Brief ->
Exactly as written, retype all of the records that come next.

Supplied material START

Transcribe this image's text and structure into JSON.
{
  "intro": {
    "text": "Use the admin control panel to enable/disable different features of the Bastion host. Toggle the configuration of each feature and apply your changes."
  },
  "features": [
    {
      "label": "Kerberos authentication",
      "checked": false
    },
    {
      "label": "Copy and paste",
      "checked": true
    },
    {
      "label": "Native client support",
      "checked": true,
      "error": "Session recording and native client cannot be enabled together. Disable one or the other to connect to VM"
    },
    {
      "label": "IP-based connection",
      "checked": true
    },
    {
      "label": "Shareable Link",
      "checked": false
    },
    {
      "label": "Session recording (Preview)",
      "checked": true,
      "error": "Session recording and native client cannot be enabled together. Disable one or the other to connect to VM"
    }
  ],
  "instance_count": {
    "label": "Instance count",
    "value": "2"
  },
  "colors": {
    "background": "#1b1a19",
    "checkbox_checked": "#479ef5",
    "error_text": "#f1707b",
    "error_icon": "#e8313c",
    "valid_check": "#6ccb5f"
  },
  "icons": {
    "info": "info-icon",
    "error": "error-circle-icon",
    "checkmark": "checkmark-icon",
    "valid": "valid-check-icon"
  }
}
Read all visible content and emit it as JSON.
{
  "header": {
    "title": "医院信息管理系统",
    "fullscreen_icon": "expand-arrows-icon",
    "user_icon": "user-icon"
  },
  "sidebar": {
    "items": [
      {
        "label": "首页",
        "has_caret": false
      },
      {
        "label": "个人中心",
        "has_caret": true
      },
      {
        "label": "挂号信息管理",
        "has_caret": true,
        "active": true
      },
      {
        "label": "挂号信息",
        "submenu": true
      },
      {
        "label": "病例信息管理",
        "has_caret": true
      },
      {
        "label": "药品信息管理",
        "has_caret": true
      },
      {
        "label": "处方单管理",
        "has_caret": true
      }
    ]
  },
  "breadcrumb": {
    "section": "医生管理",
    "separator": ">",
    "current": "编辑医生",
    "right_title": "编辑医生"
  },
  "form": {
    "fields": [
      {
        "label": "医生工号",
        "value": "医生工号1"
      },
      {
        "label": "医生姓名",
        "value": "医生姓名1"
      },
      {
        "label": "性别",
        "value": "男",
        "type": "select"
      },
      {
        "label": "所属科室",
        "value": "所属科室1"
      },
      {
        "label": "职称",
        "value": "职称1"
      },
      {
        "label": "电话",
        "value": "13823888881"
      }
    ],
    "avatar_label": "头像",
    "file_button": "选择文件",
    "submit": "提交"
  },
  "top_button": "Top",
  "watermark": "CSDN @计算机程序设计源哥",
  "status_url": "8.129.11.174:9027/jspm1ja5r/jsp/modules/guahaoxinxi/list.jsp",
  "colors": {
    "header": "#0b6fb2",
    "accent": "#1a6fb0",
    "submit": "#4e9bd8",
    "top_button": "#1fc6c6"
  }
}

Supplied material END

Expected answer ->
Transcribe this image's text and structure into JSON.
{
  "intro": {
    "text": "Use the admin control panel to enable/disable different features of the Bastion host. Toggle the configuration of each feature and apply your changes."
  },
  "features": [
    {
      "label": "Kerberos authentication",
      "checked": false
    },
    {
      "label": "Copy and paste",
      "checked": true
    },
    {
      "label": "Native client support",
      "checked": true,
      "error": "Session recording and native client cannot be enabled together. Disable one or the other to connect to VM"
    },
    {
      "label": "IP-based connection",
      "checked": true
    },
    {
      "label": "Shareable Link",
      "checked": false
    },
    {
      "label": "Session recording (Preview)",
      "checked": true,
      "error": "Session recording and native client cannot be enabled together. Disable one or the other to connect to VM"
    }
  ],
  "instance_count": {
    "label": "Instance count",
    "value": "2"
  },
  "colors": {
    "background": "#1b1a19",
    "checkbox_checked": "#479ef5",
    "error_text": "#f1707b",
    "error_icon": "#e8313c",
    "valid_check": "#6ccb5f"
  },
  "icons": {
    "info": "info-icon",
    "error": "error-circle-icon",
    "checkmark": "checkmark-icon",
    "valid": "valid-check-icon"
  }
}
Read all visible content and emit it as JSON.
{
  "header": {
    "title": "医院信息管理系统",
    "fullscreen_icon": "expand-arrows-icon",
    "user_icon": "user-icon"
  },
  "sidebar": {
    "items": [
      {
        "label": "首页",
        "has_caret": false
      },
      {
        "label": "个人中心",
        "has_caret": true
      },
      {
        "label": "挂号信息管理",
        "has_caret": true,
        "active": true
      },
      {
        "label": "挂号信息",
        "submenu": true
      },
      {
        "label": "病例信息管理",
        "has_caret": true
      },
      {
        "label": "药品信息管理",
        "has_caret": true
      },
      {
        "label": "处方单管理",
        "has_caret": true
      }
    ]
  },
  "breadcrumb": {
    "section": "医生管理",
    "separator": ">",
    "current": "编辑医生",
    "right_title": "编辑医生"
  },
  "form": {
    "fields": [
      {
        "label": "医生工号",
        "value": "医生工号1"
      },
      {
        "label": "医生姓名",
        "value": "医生姓名1"
      },
      {
        "label": "性别",
        "value": "男",
        "type": "select"
      },
      {
        "label": "所属科室",
        "value": "所属科室1"
      },
      {
        "label": "职称",
        "value": "职称1"
      },
      {
        "label": "电话",
        "value": "13823888881"
      }
    ],
    "avatar_label": "头像",
    "file_button": "选择文件",
    "submit": "提交"
  },
  "top_button": "Top",
  "watermark": "CSDN @计算机程序设计源哥",
  "status_url": "8.129.11.174:9027/jspm1ja5r/jsp/modules/guahaoxinxi/list.jsp",
  "colors": {
    "header": "#0b6fb2",
    "accent": "#1a6fb0",
    "submit": "#4e9bd8",
    "top_button": "#1fc6c6"
  }
}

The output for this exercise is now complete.